# What you will do:
Read through the listing, and wherever a line holds the word "este", return it.

----------------

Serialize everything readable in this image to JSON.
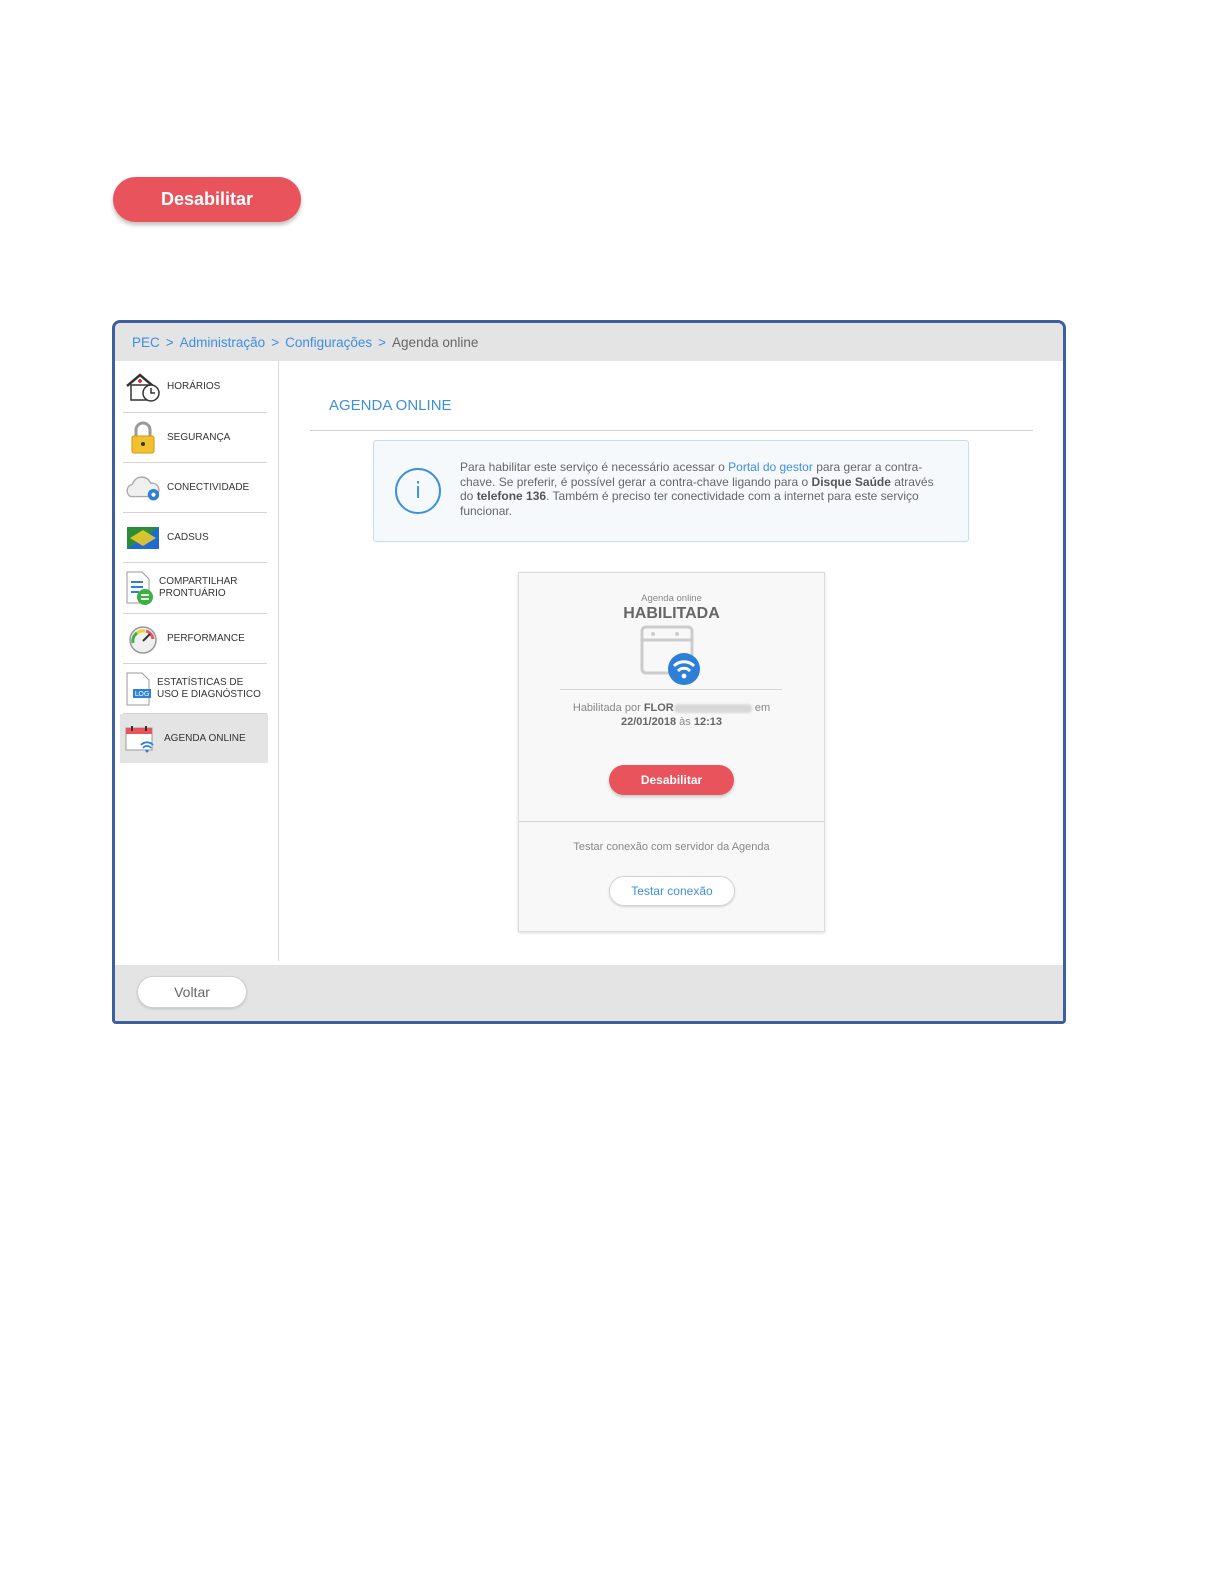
{
  "top_button": {
    "label": "Desabilitar"
  },
  "breadcrumb": {
    "items": [
      "PEC",
      "Administração",
      "Configurações"
    ],
    "separator": ">",
    "current": "Agenda online"
  },
  "sidebar": {
    "items": [
      {
        "label": "HORÁRIOS",
        "icon": "house-clock-icon"
      },
      {
        "label": "SEGURANÇA",
        "icon": "padlock-icon"
      },
      {
        "label": "CONECTIVIDADE",
        "icon": "cloud-gear-icon"
      },
      {
        "label": "CADSUS",
        "icon": "cadsus-card-icon"
      },
      {
        "label": "COMPARTILHAR PRONTUÁRIO",
        "icon": "document-share-icon"
      },
      {
        "label": "PERFORMANCE",
        "icon": "gauge-icon"
      },
      {
        "label": "ESTATÍSTICAS DE USO E DIAGNÓSTICO",
        "icon": "log-file-icon"
      },
      {
        "label": "AGENDA ONLINE",
        "icon": "calendar-wifi-icon",
        "active": true
      }
    ]
  },
  "main": {
    "title": "AGENDA ONLINE",
    "info": {
      "icon": "info-icon",
      "text_1": "Para habilitar este serviço é necessário acessar o ",
      "link": "Portal do gestor",
      "text_2": " para gerar a contra-chave. Se preferir, é possível gerar a contra-chave ligando para o ",
      "bold_1": "Disque Saúde",
      "text_3": " através do ",
      "bold_2": "telefone 136",
      "text_4": ". Também é preciso ter conectividade com a internet para este serviço funcionar."
    },
    "status_card": {
      "small_label": "Agenda online",
      "status": "HABILITADA",
      "icon": "browser-wifi-icon",
      "enabled_by_prefix": "Habilitada por",
      "enabled_by_name": "FLOR",
      "enabled_by_em": "em",
      "date": "22/01/2018",
      "at": "às",
      "time": "12:13",
      "disable_label": "Desabilitar",
      "test_label": "Testar conexão com servidor da Agenda",
      "test_button": "Testar conexão"
    }
  },
  "footer": {
    "back_label": "Voltar"
  },
  "colors": {
    "accent": "#3d8fe0",
    "danger": "#e9535c",
    "border": "#3d5f9d"
  }
}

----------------

# Answer space:
      "text_1": "Para habilitar este serviço é necessário acessar o ",
      "text_4": ". Também é preciso ter conectividade com a internet para este serviço funcionar."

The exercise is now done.